As I mentioned earlier, the plot follows a formula that repeats itself and it’s predictable, but I still found myself entranced by the story. The writing definitely helped the fast pacing the book had. It was fantastic and I thought it had a superb balance between descriptions, insightful monologues, dialogues and plot driven scenes.
But all performers dress to suit their stages, I recalled. And what a stage was this – and what an audience!
Sarah Waters is known for her sex scenes, which made me wary, but I was glad to find they were not gratuitous, as Nancy’s sexuality is one of the biggest themes in the novel as part of her self-discovery. They are indicative of her level of maturity, her expectations and her feelings. Some of the other themes included were betrayal, independence, family, acceptance, and the buzz of socialism and feminism in that particular historical setting. I loved that each theme had its time to shine in different moments of the story. They weren’t forced into the plot, but rather flowed effortlessly from the setting and characters.
They walked together, and the world smiled to see it! They embraced on the street, and strangers were glad! While all the times I lived pale as a worm, cast out from pleasure, from comfort and ease.
I must say that even though at first I didn’t think much of this book, it ended up growing on me. As the plot moved along and characters were introduced, I started appreciating the themes and seeing Nancy grow. I loved the writing and how perfectly balanced it was, it was neither too simple nor too flowery.
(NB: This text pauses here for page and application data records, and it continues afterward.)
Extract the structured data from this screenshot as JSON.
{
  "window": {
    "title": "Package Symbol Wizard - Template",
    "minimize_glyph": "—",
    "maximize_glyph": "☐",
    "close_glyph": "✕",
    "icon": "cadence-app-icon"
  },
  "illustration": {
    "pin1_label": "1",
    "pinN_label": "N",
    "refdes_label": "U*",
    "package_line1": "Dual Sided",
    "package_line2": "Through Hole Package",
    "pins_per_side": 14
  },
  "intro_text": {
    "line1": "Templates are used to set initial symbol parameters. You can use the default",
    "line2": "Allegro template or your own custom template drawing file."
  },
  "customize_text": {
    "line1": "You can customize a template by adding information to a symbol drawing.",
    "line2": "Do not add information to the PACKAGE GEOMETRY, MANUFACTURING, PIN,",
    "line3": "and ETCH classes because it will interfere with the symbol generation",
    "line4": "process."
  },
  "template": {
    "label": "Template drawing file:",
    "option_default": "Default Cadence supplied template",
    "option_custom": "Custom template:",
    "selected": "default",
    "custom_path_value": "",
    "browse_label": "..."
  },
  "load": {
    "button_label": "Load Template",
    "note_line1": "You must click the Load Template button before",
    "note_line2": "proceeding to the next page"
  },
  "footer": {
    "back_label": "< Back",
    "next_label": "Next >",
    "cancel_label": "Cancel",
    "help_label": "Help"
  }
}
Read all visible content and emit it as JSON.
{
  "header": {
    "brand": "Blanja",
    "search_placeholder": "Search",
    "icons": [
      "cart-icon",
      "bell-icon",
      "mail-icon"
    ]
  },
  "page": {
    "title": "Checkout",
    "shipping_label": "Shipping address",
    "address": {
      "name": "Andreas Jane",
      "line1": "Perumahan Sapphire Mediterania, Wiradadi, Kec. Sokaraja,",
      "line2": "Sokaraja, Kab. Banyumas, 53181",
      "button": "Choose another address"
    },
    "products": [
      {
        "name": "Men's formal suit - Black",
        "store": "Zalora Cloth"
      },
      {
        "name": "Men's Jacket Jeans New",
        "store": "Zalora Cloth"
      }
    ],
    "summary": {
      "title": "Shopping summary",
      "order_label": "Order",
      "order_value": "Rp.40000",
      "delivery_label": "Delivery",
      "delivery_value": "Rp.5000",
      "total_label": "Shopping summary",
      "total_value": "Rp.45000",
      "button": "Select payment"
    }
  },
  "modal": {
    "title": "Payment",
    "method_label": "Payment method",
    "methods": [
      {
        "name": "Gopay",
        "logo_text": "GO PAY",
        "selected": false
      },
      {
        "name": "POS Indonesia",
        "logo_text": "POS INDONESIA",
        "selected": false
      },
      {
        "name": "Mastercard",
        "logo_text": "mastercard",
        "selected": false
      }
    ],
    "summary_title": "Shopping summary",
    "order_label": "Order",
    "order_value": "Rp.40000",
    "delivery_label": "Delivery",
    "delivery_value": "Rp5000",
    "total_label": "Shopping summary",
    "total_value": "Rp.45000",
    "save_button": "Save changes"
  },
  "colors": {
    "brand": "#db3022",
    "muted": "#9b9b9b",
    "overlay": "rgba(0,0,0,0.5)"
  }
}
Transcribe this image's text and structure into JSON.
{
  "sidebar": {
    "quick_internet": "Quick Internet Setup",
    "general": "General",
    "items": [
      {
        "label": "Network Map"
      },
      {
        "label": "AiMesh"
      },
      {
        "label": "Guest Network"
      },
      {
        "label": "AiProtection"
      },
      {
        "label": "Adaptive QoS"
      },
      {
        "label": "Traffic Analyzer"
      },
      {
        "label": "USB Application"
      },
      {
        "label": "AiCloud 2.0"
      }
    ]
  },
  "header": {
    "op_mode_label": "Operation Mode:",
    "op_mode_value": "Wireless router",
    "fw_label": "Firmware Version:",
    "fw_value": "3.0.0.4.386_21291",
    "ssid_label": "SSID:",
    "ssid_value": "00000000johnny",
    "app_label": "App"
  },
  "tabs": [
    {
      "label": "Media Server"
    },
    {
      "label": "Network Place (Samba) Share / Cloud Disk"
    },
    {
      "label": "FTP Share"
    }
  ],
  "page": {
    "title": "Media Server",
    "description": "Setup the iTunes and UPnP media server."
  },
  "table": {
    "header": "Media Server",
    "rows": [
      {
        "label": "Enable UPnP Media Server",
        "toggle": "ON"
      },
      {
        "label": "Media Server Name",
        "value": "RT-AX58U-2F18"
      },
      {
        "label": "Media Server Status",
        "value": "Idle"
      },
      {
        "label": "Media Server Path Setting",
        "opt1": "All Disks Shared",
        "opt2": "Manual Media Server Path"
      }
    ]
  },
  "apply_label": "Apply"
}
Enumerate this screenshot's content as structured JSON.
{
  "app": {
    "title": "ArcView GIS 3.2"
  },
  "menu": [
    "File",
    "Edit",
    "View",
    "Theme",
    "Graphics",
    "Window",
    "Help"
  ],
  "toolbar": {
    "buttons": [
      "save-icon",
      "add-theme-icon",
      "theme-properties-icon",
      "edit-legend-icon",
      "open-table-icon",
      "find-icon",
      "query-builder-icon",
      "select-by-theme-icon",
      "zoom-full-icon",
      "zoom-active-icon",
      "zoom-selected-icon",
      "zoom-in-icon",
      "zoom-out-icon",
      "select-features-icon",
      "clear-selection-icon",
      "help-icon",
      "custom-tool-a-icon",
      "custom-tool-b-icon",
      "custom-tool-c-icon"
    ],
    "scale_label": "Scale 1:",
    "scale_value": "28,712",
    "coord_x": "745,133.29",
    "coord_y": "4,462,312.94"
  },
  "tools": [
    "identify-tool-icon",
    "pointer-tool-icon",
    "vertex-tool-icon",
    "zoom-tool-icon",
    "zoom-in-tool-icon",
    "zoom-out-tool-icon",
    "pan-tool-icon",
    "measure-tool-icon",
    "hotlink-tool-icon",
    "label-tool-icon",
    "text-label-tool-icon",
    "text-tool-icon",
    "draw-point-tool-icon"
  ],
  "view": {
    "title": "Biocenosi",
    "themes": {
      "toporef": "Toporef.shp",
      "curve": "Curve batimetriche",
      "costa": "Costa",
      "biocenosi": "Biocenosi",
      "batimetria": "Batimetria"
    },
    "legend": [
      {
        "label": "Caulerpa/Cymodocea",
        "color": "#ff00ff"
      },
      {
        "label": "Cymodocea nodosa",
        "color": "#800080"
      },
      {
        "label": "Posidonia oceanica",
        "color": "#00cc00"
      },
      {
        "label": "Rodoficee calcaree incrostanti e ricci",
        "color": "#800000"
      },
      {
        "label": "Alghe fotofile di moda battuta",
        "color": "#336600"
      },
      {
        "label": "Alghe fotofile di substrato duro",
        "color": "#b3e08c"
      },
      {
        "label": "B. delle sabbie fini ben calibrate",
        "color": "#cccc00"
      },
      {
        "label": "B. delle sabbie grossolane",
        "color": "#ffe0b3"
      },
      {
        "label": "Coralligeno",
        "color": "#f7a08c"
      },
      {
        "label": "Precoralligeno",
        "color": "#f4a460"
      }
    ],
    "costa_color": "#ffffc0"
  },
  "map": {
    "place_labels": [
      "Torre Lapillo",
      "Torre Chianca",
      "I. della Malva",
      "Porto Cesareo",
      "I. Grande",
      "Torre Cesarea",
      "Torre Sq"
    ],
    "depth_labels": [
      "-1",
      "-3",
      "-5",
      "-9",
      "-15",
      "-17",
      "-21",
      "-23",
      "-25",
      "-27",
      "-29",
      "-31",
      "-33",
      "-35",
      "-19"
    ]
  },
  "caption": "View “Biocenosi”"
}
Although not everything was perfect, Nancy’s journey and the themes of the novel against the backdrop of Victorian London definitely stood out for me and made this a great read.